Hair-raising terror

Detail from Botticelli’s Calumny of Apelles, Uffizi, Florence

This detail from Botticelli’s Calumny of Apelles, shows the personification of Slander dragging Apelles by his hair and carrying a flaming torch in her left hand. The painting is dated to 1494.

An earlier painting by Botticelli, Pallas and the Centaur, c 1482, also depicts a female grabbing the head of a centaur by his hair. Instead of a flaming torch in her left hand she holds a halberd.

Are these similar actions meant to link the two paintings in some way?. Is there someone or a particular narrative that Botticelli has referred to in both works?

Detail from Botticelli’s Pallas and the Centaur, Uffizi, Florence

Offshoots of the Little Flower

A couple of months ago I posted on the early Leonardo da Vinci painting known as Ginevra de’ Benci and mentioned that some historians identify the woman instead as Fioretta Gorini, the mistress of Giuliano de’ Medici and mother of his son Giulio who later became Pope Clement VII.

Little is known about Fioretta. Her real name was Antonia and she was the daughter of Antonio Gorini, a curaisser who lived on the Borgo Pinti in Florence. Fioretta supposedly gave birth to her son on May 26, 1478, just a month after the assassination of the child’s father on April 26, although it is also claimed that the boy named Giulio was born a year earlier. Nothing else is known about the mother except speculation that she conceived her child when she was fourteen years old and that Fioretta may have died soon after giving birth.

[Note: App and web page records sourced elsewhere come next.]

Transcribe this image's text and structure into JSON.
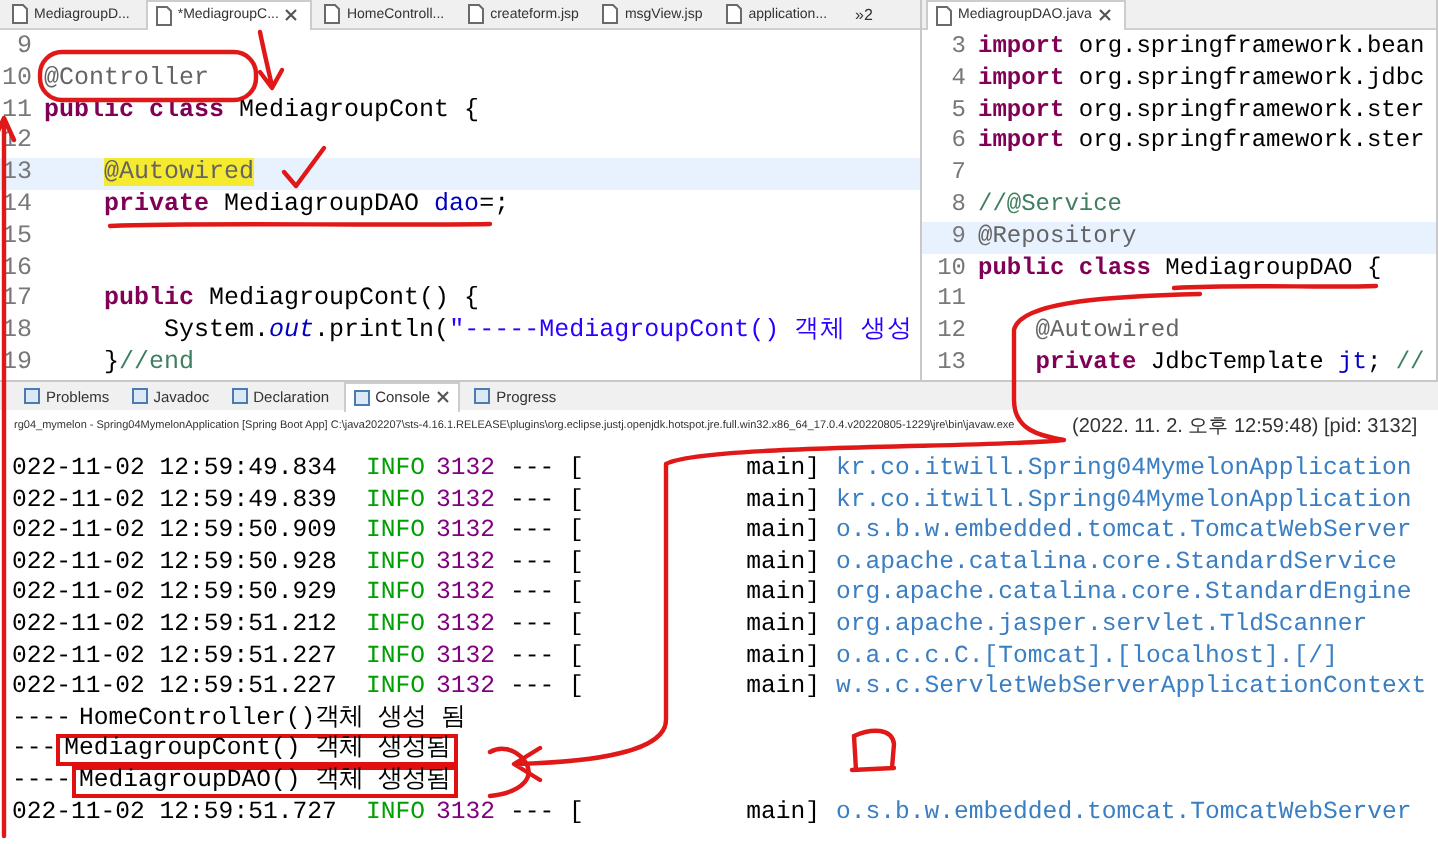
{
  "left_editor": {
    "tabs": [
      {
        "label": "MediagroupD...",
        "selected": false
      },
      {
        "label": "*MediagroupC...",
        "selected": true
      },
      {
        "label": "HomeControll...",
        "selected": false
      },
      {
        "label": "createform.jsp",
        "selected": false
      },
      {
        "label": "msgView.jsp",
        "selected": false
      },
      {
        "label": "application...",
        "selected": false
      }
    ],
    "overflow": "»2",
    "lines": [
      {
        "number": "9",
        "current": false
      },
      {
        "number": "10",
        "current": false,
        "tokens": [
          {
            "kind": "annotation",
            "text": "@Controller",
            "marked": false
          }
        ]
      },
      {
        "number": "11",
        "current": false,
        "tokens": [
          {
            "kind": "keyword",
            "text": "public",
            "marked": false
          },
          {
            "kind": "keyword",
            "text": " class",
            "marked": false
          },
          {
            "kind": "plain",
            "text": " MediagroupCont {",
            "marked": false
          }
        ]
      },
      {
        "number": "12",
        "current": false
      },
      {
        "number": "13",
        "current": true,
        "tokens": [
          {
            "kind": "annotation",
            "text": "    @Autowired",
            "marked": true
          }
        ]
      },
      {
        "number": "14",
        "current": false,
        "tokens": [
          {
            "kind": "keyword",
            "text": "    private",
            "marked": false
          },
          {
            "kind": "plain",
            "text": " MediagroupDAO ",
            "marked": false
          },
          {
            "kind": "field",
            "text": "dao",
            "marked": false
          },
          {
            "kind": "plain",
            "text": "=;",
            "marked": false
          }
        ]
      },
      {
        "number": "15",
        "current": false
      },
      {
        "number": "16",
        "current": false
      },
      {
        "number": "17",
        "current": false,
        "tokens": [
          {
            "kind": "keyword",
            "text": "    public",
            "marked": false
          },
          {
            "kind": "plain",
            "text": " MediagroupCont() {",
            "marked": false
          }
        ]
      },
      {
        "number": "18",
        "current": false,
        "tokens": [
          {
            "kind": "plain",
            "text": "        System.",
            "marked": false
          },
          {
            "kind": "static",
            "text": "out",
            "marked": false
          },
          {
            "kind": "plain",
            "text": ".println(",
            "marked": false
          },
          {
            "kind": "string",
            "text": "\"-----MediagroupCont() 객체 생성",
            "marked": false
          }
        ]
      },
      {
        "number": "19",
        "current": false,
        "tokens": [
          {
            "kind": "plain",
            "text": "    }",
            "marked": false
          },
          {
            "kind": "comment",
            "text": "//end",
            "marked": false
          }
        ]
      }
    ]
  },
  "right_editor": {
    "tabs": [
      {
        "label": "MediagroupDAO.java",
        "selected": true
      }
    ],
    "lines": [
      {
        "number": "3",
        "current": false,
        "tokens": [
          {
            "kind": "keyword",
            "text": "import",
            "marked": false
          },
          {
            "kind": "plain",
            "text": " org.springframework.bean",
            "marked": false
          }
        ]
      },
      {
        "number": "4",
        "current": false,
        "tokens": [
          {
            "kind": "keyword",
            "text": "import",
            "marked": false
          },
          {
            "kind": "plain",
            "text": " org.springframework.jdbc",
            "marked": false
          }
        ]
      },
      {
        "number": "5",
        "current": false,
        "tokens": [
          {
            "kind": "keyword",
            "text": "import",
            "marked": false
          },
          {
            "kind": "plain",
            "text": " org.springframework.ster",
            "marked": false
          }
        ]
      },
      {
        "number": "6",
        "current": false,
        "tokens": [
          {
            "kind": "keyword",
            "text": "import",
            "marked": false
          },
          {
            "kind": "plain",
            "text": " org.springframework.ster",
            "marked": false
          }
        ]
      },
      {
        "number": "7",
        "current": false
      },
      {
        "number": "8",
        "current": false,
        "tokens": [
          {
            "kind": "comment",
            "text": "//@Service",
            "marked": false
          }
        ]
      },
      {
        "number": "9",
        "current": true,
        "tokens": [
          {
            "kind": "annotation",
            "text": "@Repository",
            "marked": false
          }
        ]
      },
      {
        "number": "10",
        "current": false,
        "tokens": [
          {
            "kind": "keyword",
            "text": "public",
            "marked": false
          },
          {
            "kind": "keyword",
            "text": " class",
            "marked": false
          },
          {
            "kind": "plain",
            "text": " MediagroupDAO {",
            "marked": false
          }
        ]
      },
      {
        "number": "11",
        "current": false
      },
      {
        "number": "12",
        "current": false,
        "tokens": [
          {
            "kind": "annotation",
            "text": "    @Autowired",
            "marked": false
          }
        ]
      },
      {
        "number": "13",
        "current": false,
        "tokens": [
          {
            "kind": "keyword",
            "text": "    private",
            "marked": false
          },
          {
            "kind": "plain",
            "text": " JdbcTemplate ",
            "marked": false
          },
          {
            "kind": "field",
            "text": "jt",
            "marked": false
          },
          {
            "kind": "plain",
            "text": "; ",
            "marked": false
          },
          {
            "kind": "comment",
            "text": "//",
            "marked": false
          }
        ]
      }
    ]
  },
  "console": {
    "tabs": [
      {
        "label": "Problems",
        "selected": false
      },
      {
        "label": "Javadoc",
        "selected": false
      },
      {
        "label": "Declaration",
        "selected": false
      },
      {
        "label": "Console",
        "selected": true
      },
      {
        "label": "Progress",
        "selected": false
      }
    ],
    "launch_path": "rg04_mymelon - Spring04MymelonApplication [Spring Boot App] C:\\java202207\\sts-4.16.1.RELEASE\\plugins\\org.eclipse.justj.openjdk.hotspot.jre.full.win32.x86_64_17.0.4.v20220805-1229\\jre\\bin\\javaw.exe",
    "launch_time": "(2022. 11. 2. 오후 12:59:48) [pid: 3132]",
    "rows": [
      {
        "kind": "log",
        "time": "022-11-02 12:59:49.834",
        "level": "INFO",
        "pid": "3132",
        "separator": "--- [",
        "thread": "main]",
        "logger": "kr.co.itwill.Spring04MymelonApplication"
      },
      {
        "kind": "log",
        "time": "022-11-02 12:59:49.839",
        "level": "INFO",
        "pid": "3132",
        "separator": "--- [",
        "thread": "main]",
        "logger": "kr.co.itwill.Spring04MymelonApplication"
      },
      {
        "kind": "log",
        "time": "022-11-02 12:59:50.909",
        "level": "INFO",
        "pid": "3132",
        "separator": "--- [",
        "thread": "main]",
        "logger": "o.s.b.w.embedded.tomcat.TomcatWebServer"
      },
      {
        "kind": "log",
        "time": "022-11-02 12:59:50.928",
        "level": "INFO",
        "pid": "3132",
        "separator": "--- [",
        "thread": "main]",
        "logger": "o.apache.catalina.core.StandardService"
      },
      {
        "kind": "log",
        "time": "022-11-02 12:59:50.929",
        "level": "INFO",
        "pid": "3132",
        "separator": "--- [",
        "thread": "main]",
        "logger": "org.apache.catalina.core.StandardEngine"
      },
      {
        "kind": "log",
        "time": "022-11-02 12:59:51.212",
        "level": "INFO",
        "pid": "3132",
        "separator": "--- [",
        "thread": "main]",
        "logger": "org.apache.jasper.servlet.TldScanner"
      },
      {
        "kind": "log",
        "time": "022-11-02 12:59:51.227",
        "level": "INFO",
        "pid": "3132",
        "separator": "--- [",
        "thread": "main]",
        "logger": "o.a.c.c.C.[Tomcat].[localhost].[/]"
      },
      {
        "kind": "log",
        "time": "022-11-02 12:59:51.227",
        "level": "INFO",
        "pid": "3132",
        "separator": "--- [",
        "thread": "main]",
        "logger": "w.s.c.ServletWebServerApplicationContext"
      },
      {
        "kind": "out",
        "prefix": "----",
        "text": "HomeController()객체 생성 됨",
        "boxed": false
      },
      {
        "kind": "out",
        "prefix": "---",
        "text": "MediagroupCont() 객체 생성됨",
        "boxed": true
      },
      {
        "kind": "out",
        "prefix": "----",
        "text": "MediagroupDAO() 객체 생성됨",
        "boxed": true
      },
      {
        "kind": "log",
        "time": "022-11-02 12:59:51.727",
        "level": "INFO",
        "pid": "3132",
        "separator": "--- [",
        "thread": "main]",
        "logger": "o.s.b.w.embedded.tomcat.TomcatWebServer"
      }
    ]
  }
}
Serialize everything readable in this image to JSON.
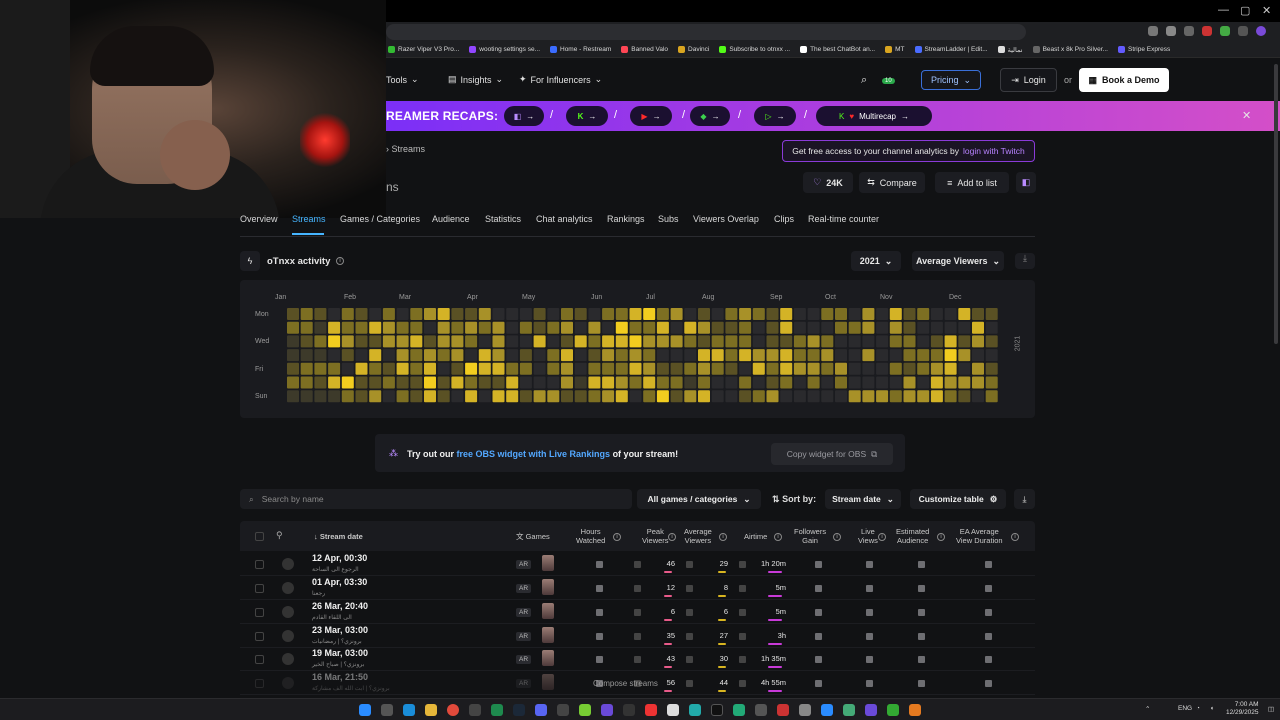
{
  "browser": {
    "bookmarks": [
      "Razer Viper V3 Pro...",
      "wooting settings se...",
      "Home - Restream",
      "Banned Valo",
      "Davinci",
      "Subscribe to otnxx ...",
      "The best ChatBot an...",
      "MT",
      "StreamLadder | Edit...",
      "نمالية",
      "Beast x 8k Pro Silver...",
      "Stripe Express"
    ]
  },
  "header": {
    "nav": [
      {
        "label": "Tools"
      },
      {
        "label": "Insights"
      },
      {
        "label": "For Influencers"
      }
    ],
    "notification_count": "10",
    "pricing_label": "Pricing",
    "login_label": "Login",
    "or_label": "or",
    "demo_label": "Book a Demo"
  },
  "recap": {
    "title": "REAMER RECAPS:",
    "multicap_label": "Multirecap"
  },
  "breadcrumb": {
    "current": "Streams",
    "subtitle": "ns"
  },
  "login_banner": {
    "text": "Get free access to your channel analytics by",
    "link": "login with Twitch"
  },
  "channel_actions": {
    "followers": "24K",
    "compare_label": "Compare",
    "add_list_label": "Add to list"
  },
  "tabs": [
    "Overview",
    "Streams",
    "Games / Categories",
    "Audience",
    "Statistics",
    "Chat analytics",
    "Rankings",
    "Subs",
    "Viewers Overlap",
    "Clips",
    "Real-time counter"
  ],
  "activity": {
    "title": "oTnxx activity",
    "year": "2021",
    "metric": "Average Viewers",
    "months": [
      "Jan",
      "Feb",
      "Mar",
      "Apr",
      "May",
      "Jun",
      "Jul",
      "Aug",
      "Sep",
      "Oct",
      "Nov",
      "Dec"
    ],
    "days": [
      "Mon",
      "Wed",
      "Fri",
      "Sun"
    ],
    "year_label": "2021"
  },
  "promo": {
    "pre": "Try out our",
    "link": "free OBS widget with Live Rankings",
    "post": "of your stream!",
    "copy_label": "Copy widget for OBS"
  },
  "filters": {
    "search_placeholder": "Search by name",
    "games_label": "All games / categories",
    "sort_label": "Sort by:",
    "sort_value": "Stream date",
    "customize_label": "Customize table"
  },
  "table": {
    "headers": {
      "stream_date": "Stream date",
      "games": "Games",
      "hours_watched": [
        "Hours",
        "Watched"
      ],
      "peak": [
        "Peak",
        "Viewers"
      ],
      "average": [
        "Average",
        "Viewers"
      ],
      "airtime": "Airtime",
      "followers": [
        "Followers",
        "Gain"
      ],
      "live_views": [
        "Live",
        "Views"
      ],
      "est_audience": [
        "Estimated",
        "Audience"
      ],
      "ea_avg": [
        "EA Average",
        "View Duration"
      ]
    },
    "rows": [
      {
        "date": "12 Apr, 00:30",
        "title": "الرجوع الى الساحة",
        "lang": "AR",
        "peak": "46",
        "avg": "29",
        "airtime": "1h 20m"
      },
      {
        "date": "01 Apr, 03:30",
        "title": "رجعنا",
        "lang": "AR",
        "peak": "12",
        "avg": "8",
        "airtime": "5m"
      },
      {
        "date": "26 Mar, 20:40",
        "title": "الى اللقاء القادم",
        "lang": "AR",
        "peak": "6",
        "avg": "6",
        "airtime": "5m"
      },
      {
        "date": "23 Mar, 03:00",
        "title": "برونزي؟ | رمضانيات",
        "lang": "AR",
        "peak": "35",
        "avg": "27",
        "airtime": "3h"
      },
      {
        "date": "19 Mar, 03:00",
        "title": "برونزي؟ | صباح الخير",
        "lang": "AR",
        "peak": "43",
        "avg": "30",
        "airtime": "1h 35m"
      },
      {
        "date": "16 Mar, 21:50",
        "title": "برونزي؟ | ابت الله الف مشاركة",
        "lang": "AR",
        "peak": "56",
        "avg": "44",
        "airtime": "4h 55m"
      }
    ],
    "compose_overlay": "Compose streams"
  },
  "taskbar": {
    "lang": "ENG",
    "time": "7:00 AM",
    "date": "12/29/2025"
  },
  "colors": {
    "accent_blue": "#46b5ff",
    "purple": "#8a3ad8",
    "heat_high": "#f2cd1f",
    "heat_low": "#4a4327"
  }
}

The Virin Mary, aka Fioretta Gorini, in Botticelli’s Adoration of the Magi.

However, there are paintings other than the one produced by Leonardo that possibly feature Fioretta and hint that she entered convent life soon after the death of Giuliano de’ Medici. It is known that the child was placed into the care of his godfather Antonio da Sangallo until the age of seven before his adoption by the Medici family.

The only woman featured among the thirty or so men in Botticelli’s Uffizi version of the Adoration of the Magi is the Virgin Mary, but what Botticelli is really trying to tell the world is that the woman portrayed as Mary is in fact Fioretta Gorini. More on this at another time.

Meanwhile, other images of Fioretta featured in the composite above are: (A) Leonardo’s portrait known as Ginevra de’ Benci – National Gallery of Art, Washington. (B) The woman portrayed as Ignorance in Botticelli’s Calumny of Apelles – Uffizi, Florence. (C) Another painting by Botticelli: The Virgin Adoring the Child. National Gallery of Art, Washington. (D) The Banquet in the Forest by Botticelli – Prado, Madrid. (E) Testament and Death of Moses, by Luca Signorelli or Bartolomeo della Gatta – Sistine Chapel. (F) Mariage of Nastagio degli Onesti by Botticelli – Palazzo Pucci, Florence.